whose beauty is a tribulation to it among a crowd of people. Yet, however strenuous the attempt, when I look again, it is not a whit nearer the end of its journey. But the earth comes and goes with the moon. When it disappears, the slopes of the hill and its cottages disappear too, and there is only a gleam or two hanging in the emptiness to mark where they once had been. When it appears, the mountain re-appears in the guise of a mountain's ghost, and the houses like the ghosts of houses, because no sooner do they appear than they vanish. In the mean while, between the squalls of the wind, I hear the sound of singing coming from the direction of the largest light among those I see in front of me. Suddenly it goes out, as the Llanddwyn light goes out, but not, like it, to come on again, for in the next instant the moon lights up the dark windows of the Cwm chapel.
Y Brython (23 Rhagfyr, 1920),
Rhyddiaith R. Williams Parry (gol. Bedwyr Lewis Jones, Gwasg Gee, 1974)
W. J. Gruffydd
Only a few people in Wales have not heard about our dear, lately departed brother, Lemuel Parry, Esq., J.P., O.B.E., and the fragrance of his memory will remain among us for many years to come. This good servant was called from his labour to his reward at about a quarter-past seven o'clock on the fifth of May 1922, when the family was about to sit down to dinner, and so twelve months have passed since he was carried to his bed for the very last time, and I am grateful now for this opportunity of giving a sketch of his useful and self-sacrificing life.

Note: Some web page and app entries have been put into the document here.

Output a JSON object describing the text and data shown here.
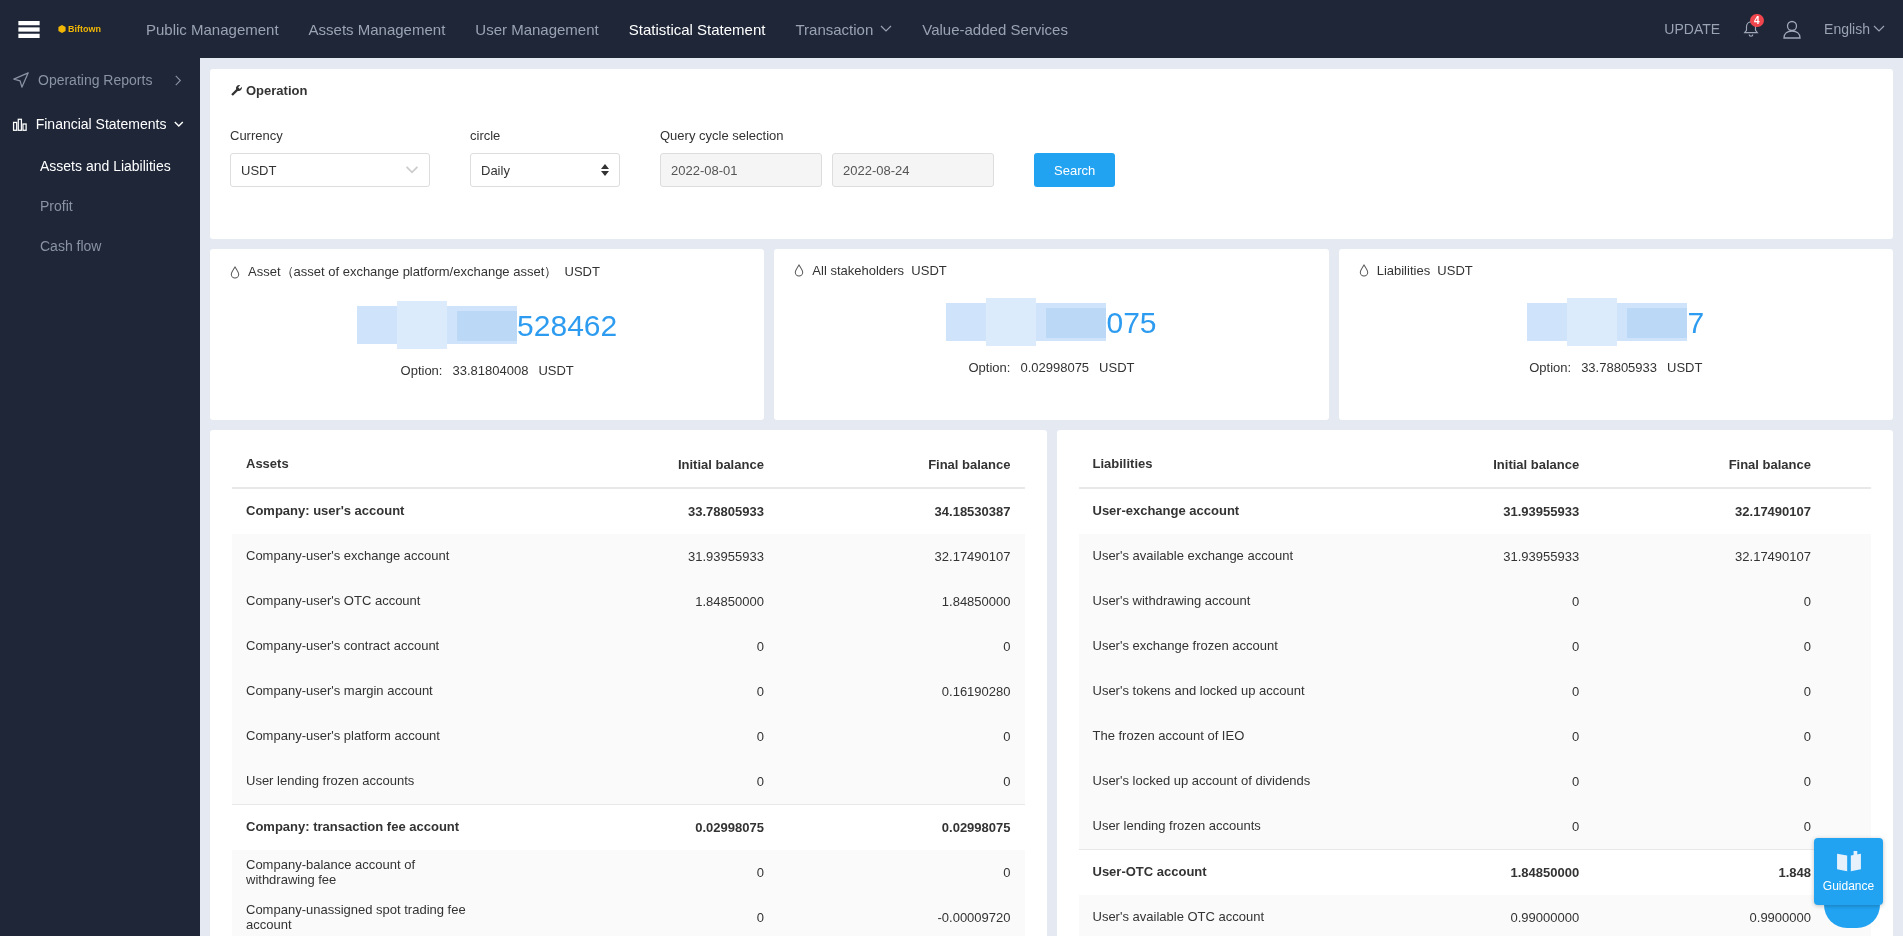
{
  "header": {
    "logo_text": "Biftown",
    "nav": [
      {
        "label": "Public Management",
        "selected": false,
        "dropdown": false
      },
      {
        "label": "Assets Management",
        "selected": false,
        "dropdown": false
      },
      {
        "label": "User Management",
        "selected": false,
        "dropdown": false
      },
      {
        "label": "Statistical Statement",
        "selected": true,
        "dropdown": false
      },
      {
        "label": "Transaction",
        "selected": false,
        "dropdown": true
      },
      {
        "label": "Value-added Services",
        "selected": false,
        "dropdown": false
      }
    ],
    "update": "UPDATE",
    "notification_count": "4",
    "language": "English"
  },
  "sidebar": {
    "items": [
      {
        "label": "Operating Reports",
        "kind": "send",
        "expanded": false
      },
      {
        "label": "Financial Statements",
        "kind": "chart",
        "expanded": true,
        "children": [
          {
            "label": "Assets and Liabilities",
            "selected": true
          },
          {
            "label": "Profit",
            "selected": false
          },
          {
            "label": "Cash flow",
            "selected": false
          }
        ]
      }
    ]
  },
  "operation": {
    "title": "Operation",
    "currency": {
      "label": "Currency",
      "value": "USDT"
    },
    "circle": {
      "label": "circle",
      "value": "Daily"
    },
    "query": {
      "label": "Query cycle selection",
      "start": "2022-08-01",
      "end": "2022-08-24"
    },
    "search_button": "Search"
  },
  "summary_cards": [
    {
      "title": "Asset（asset of exchange platform/exchange asset）  USDT",
      "amount": "528462",
      "option_label": "Option:",
      "option_value": "33.81804008",
      "option_unit": "USDT"
    },
    {
      "title": "All stakeholders  USDT",
      "amount": "075",
      "option_label": "Option:",
      "option_value": "0.02998075",
      "option_unit": "USDT"
    },
    {
      "title": "Liabilities  USDT",
      "amount": "7",
      "option_label": "Option:",
      "option_value": "33.78805933",
      "option_unit": "USDT"
    }
  ],
  "tables": [
    {
      "columns": [
        "Assets",
        "Initial balance",
        "Final balance"
      ],
      "rows": [
        {
          "kind": "group",
          "name": "Company: user's account",
          "initial": "33.78805933",
          "final": "34.18530387"
        },
        {
          "kind": "item",
          "name": "Company-user's exchange account",
          "initial": "31.93955933",
          "final": "32.17490107"
        },
        {
          "kind": "item",
          "name": "Company-user's OTC account",
          "initial": "1.84850000",
          "final": "1.84850000"
        },
        {
          "kind": "item",
          "name": "Company-user's contract account",
          "initial": "0",
          "final": "0"
        },
        {
          "kind": "item",
          "name": "Company-user's margin account",
          "initial": "0",
          "final": "0.16190280"
        },
        {
          "kind": "item",
          "name": "Company-user's platform account",
          "initial": "0",
          "final": "0"
        },
        {
          "kind": "item",
          "name": "User lending frozen accounts",
          "initial": "0",
          "final": "0"
        },
        {
          "kind": "group",
          "name": "Company: transaction fee account",
          "initial": "0.02998075",
          "final": "0.02998075"
        },
        {
          "kind": "item",
          "name": "Company-balance account of withdrawing fee",
          "initial": "0",
          "final": "0"
        },
        {
          "kind": "item",
          "name": "Company-unassigned spot trading fee account",
          "initial": "0",
          "final": "-0.00009720"
        }
      ]
    },
    {
      "columns": [
        "Liabilities",
        "Initial balance",
        "Final balance"
      ],
      "rows": [
        {
          "kind": "group",
          "name": "User-exchange account",
          "initial": "31.93955933",
          "final": "32.17490107"
        },
        {
          "kind": "item",
          "name": "User's available exchange account",
          "initial": "31.93955933",
          "final": "32.17490107"
        },
        {
          "kind": "item",
          "name": "User's withdrawing account",
          "initial": "0",
          "final": "0"
        },
        {
          "kind": "item",
          "name": "User's exchange frozen account",
          "initial": "0",
          "final": "0"
        },
        {
          "kind": "item",
          "name": "User's tokens and locked up account",
          "initial": "0",
          "final": "0"
        },
        {
          "kind": "item",
          "name": "The frozen account of IEO",
          "initial": "0",
          "final": "0"
        },
        {
          "kind": "item",
          "name": "User's locked up account of dividends",
          "initial": "0",
          "final": "0"
        },
        {
          "kind": "item",
          "name": "User lending frozen accounts",
          "initial": "0",
          "final": "0"
        },
        {
          "kind": "group",
          "name": "User-OTC account",
          "initial": "1.84850000",
          "final": "1.848"
        },
        {
          "kind": "item",
          "name": "User's available OTC account",
          "initial": "0.99000000",
          "final": "0.9900000"
        }
      ]
    }
  ],
  "guidance_button": "Guidance"
}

The subject of this obituary was born on a Saturday evening, the fifth of May, in the year 1850, when the whole family except one was at supper, in a low, mean cottage known as the Twmp in the parish of Llanfihangel Mechdeyrn1 in the county of Caernarfon. His father was a labourer, yet as honest as any gentleman in the district; at least,